## Instructions to follow
Among the entries below, find every line that has "date" and pull it out.

## Records for this exercise
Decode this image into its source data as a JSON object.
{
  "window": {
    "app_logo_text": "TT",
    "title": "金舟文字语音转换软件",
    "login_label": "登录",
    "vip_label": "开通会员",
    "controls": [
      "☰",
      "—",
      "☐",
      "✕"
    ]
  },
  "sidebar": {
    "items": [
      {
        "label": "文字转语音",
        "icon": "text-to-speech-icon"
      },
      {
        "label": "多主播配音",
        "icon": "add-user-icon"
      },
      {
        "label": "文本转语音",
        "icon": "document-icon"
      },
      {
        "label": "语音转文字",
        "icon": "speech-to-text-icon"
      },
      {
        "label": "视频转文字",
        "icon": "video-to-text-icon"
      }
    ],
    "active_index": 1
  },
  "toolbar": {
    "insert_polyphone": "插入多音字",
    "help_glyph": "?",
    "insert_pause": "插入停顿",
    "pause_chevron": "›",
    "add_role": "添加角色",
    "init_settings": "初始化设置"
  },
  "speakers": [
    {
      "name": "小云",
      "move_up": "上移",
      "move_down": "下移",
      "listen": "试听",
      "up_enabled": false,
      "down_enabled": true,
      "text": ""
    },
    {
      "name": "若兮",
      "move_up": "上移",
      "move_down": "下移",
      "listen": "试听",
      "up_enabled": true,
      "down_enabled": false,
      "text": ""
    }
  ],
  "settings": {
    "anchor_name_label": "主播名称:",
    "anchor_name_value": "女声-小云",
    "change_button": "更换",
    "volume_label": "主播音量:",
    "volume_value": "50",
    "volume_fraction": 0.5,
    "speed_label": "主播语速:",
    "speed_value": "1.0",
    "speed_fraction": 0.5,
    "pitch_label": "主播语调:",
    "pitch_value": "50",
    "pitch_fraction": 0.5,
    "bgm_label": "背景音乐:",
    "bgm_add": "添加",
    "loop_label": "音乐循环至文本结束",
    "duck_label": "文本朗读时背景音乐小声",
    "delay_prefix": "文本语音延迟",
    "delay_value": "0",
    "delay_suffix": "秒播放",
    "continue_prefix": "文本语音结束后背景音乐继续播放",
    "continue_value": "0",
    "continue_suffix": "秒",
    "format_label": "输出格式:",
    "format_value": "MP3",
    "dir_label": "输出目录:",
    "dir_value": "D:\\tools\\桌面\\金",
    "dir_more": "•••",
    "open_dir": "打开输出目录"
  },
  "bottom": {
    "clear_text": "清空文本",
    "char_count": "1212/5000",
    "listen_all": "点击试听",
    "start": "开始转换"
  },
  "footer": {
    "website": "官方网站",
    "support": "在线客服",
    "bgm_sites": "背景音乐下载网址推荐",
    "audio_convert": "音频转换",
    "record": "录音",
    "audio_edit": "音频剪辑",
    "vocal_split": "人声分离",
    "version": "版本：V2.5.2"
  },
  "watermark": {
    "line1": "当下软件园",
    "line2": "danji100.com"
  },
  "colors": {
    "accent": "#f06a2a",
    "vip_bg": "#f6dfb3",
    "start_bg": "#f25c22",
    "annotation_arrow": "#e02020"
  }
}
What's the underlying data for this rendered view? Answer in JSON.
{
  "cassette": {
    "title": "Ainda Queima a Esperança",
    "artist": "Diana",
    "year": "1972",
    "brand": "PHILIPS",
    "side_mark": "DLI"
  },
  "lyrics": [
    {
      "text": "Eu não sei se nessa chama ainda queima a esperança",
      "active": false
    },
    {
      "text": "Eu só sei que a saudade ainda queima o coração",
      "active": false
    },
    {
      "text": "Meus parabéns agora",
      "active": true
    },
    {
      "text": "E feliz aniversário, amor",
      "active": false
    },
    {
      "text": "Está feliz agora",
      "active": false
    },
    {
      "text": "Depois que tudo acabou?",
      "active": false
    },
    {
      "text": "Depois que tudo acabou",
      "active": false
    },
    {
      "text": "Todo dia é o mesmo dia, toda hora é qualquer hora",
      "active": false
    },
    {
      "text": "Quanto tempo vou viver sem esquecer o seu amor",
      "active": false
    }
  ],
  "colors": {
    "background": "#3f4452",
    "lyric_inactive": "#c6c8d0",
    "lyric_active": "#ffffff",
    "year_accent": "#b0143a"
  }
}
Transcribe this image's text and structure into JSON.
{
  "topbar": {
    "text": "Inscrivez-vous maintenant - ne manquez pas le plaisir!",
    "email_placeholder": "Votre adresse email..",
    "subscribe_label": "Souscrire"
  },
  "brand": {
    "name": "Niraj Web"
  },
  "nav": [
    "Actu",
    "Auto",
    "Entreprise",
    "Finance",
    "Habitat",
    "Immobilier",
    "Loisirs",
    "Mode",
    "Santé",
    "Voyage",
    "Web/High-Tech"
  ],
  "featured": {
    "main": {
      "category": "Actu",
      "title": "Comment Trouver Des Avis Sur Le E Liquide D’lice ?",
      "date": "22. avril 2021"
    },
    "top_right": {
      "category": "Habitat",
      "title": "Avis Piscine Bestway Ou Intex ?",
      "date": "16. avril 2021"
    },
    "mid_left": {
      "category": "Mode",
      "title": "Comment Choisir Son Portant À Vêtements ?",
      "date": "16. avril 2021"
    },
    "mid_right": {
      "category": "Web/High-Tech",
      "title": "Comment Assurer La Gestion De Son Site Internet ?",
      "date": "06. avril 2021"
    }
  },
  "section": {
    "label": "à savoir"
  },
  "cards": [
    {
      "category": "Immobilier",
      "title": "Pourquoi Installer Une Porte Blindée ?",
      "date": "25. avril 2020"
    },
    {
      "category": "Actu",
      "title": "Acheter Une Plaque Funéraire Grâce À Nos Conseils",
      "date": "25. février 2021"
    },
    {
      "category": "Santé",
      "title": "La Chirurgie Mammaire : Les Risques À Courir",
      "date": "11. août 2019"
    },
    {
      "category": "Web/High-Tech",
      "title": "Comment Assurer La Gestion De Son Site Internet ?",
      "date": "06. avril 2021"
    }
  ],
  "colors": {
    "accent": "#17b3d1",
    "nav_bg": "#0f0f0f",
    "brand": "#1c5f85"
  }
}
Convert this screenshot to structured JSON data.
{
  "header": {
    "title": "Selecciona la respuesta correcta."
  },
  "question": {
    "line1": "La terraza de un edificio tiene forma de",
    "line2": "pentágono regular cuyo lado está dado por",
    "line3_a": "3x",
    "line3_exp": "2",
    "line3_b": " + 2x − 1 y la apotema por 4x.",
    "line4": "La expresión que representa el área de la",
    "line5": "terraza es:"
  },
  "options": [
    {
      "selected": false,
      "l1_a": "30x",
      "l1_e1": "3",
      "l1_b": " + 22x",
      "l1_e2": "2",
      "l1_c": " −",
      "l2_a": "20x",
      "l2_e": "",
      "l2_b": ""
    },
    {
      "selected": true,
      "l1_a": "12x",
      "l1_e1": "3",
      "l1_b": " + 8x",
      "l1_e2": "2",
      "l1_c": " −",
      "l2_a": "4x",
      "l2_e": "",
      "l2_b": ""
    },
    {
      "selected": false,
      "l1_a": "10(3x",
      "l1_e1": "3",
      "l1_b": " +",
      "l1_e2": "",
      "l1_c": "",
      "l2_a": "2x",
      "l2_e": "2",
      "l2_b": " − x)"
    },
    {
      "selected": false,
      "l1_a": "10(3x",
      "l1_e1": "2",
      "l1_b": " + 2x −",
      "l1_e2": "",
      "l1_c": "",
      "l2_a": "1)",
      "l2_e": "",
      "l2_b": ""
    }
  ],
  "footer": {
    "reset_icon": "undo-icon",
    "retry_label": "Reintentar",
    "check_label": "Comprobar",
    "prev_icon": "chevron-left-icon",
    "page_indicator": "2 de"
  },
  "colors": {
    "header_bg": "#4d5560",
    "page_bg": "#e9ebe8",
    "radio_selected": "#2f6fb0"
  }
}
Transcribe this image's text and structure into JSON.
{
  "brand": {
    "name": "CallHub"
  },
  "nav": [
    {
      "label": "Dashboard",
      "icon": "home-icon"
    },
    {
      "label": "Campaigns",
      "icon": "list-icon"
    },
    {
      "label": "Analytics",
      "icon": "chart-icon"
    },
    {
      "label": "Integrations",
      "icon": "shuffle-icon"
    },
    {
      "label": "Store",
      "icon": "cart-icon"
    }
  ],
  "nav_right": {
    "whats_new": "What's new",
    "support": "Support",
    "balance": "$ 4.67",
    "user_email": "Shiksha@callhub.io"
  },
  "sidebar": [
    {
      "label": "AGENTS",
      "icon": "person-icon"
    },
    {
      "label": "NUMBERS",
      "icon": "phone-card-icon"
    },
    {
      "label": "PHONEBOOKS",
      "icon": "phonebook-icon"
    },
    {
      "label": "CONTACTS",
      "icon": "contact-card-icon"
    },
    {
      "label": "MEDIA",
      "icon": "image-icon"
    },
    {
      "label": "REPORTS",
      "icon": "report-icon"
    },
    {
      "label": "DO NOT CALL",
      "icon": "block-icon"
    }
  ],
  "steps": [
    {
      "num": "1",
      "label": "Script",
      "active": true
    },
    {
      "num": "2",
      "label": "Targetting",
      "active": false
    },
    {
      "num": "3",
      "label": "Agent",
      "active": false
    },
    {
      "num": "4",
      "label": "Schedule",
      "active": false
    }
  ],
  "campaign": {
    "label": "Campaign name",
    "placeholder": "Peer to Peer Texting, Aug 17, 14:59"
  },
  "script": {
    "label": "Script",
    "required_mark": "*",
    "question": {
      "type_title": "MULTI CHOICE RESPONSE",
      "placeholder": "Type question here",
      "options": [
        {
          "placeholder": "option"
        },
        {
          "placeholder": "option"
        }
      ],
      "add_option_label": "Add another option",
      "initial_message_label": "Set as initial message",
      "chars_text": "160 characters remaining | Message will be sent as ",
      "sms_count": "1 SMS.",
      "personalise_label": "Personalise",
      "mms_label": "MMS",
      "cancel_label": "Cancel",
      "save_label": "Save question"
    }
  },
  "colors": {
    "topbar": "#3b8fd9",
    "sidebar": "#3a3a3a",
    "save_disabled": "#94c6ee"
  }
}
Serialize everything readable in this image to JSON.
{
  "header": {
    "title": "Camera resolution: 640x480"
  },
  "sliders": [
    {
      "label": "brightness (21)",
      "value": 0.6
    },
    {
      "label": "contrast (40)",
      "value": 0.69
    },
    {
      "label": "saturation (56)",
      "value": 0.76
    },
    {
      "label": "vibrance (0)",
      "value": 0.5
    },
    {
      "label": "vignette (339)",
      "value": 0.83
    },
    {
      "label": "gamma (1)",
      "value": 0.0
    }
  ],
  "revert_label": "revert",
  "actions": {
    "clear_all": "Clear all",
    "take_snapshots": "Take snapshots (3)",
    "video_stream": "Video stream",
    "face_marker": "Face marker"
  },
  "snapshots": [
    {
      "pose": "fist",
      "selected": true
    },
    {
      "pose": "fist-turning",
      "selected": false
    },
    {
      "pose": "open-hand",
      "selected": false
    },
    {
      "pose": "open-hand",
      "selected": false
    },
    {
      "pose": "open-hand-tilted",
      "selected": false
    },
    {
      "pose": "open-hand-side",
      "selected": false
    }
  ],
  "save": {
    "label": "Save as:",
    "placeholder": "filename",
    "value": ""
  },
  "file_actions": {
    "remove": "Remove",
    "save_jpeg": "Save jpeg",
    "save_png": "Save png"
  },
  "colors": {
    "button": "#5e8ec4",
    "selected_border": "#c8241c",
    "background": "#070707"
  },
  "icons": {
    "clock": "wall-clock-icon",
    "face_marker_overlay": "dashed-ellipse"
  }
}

## Written reply
      "date": "22. avril 2021"
      "date": "16. avril 2021"
      "date": "16. avril 2021"
      "date": "06. avril 2021"
      "date": "25. avril 2020"
      "date": "25. février 2021"
      "date": "11. août 2019"
      "date": "06. avril 2021"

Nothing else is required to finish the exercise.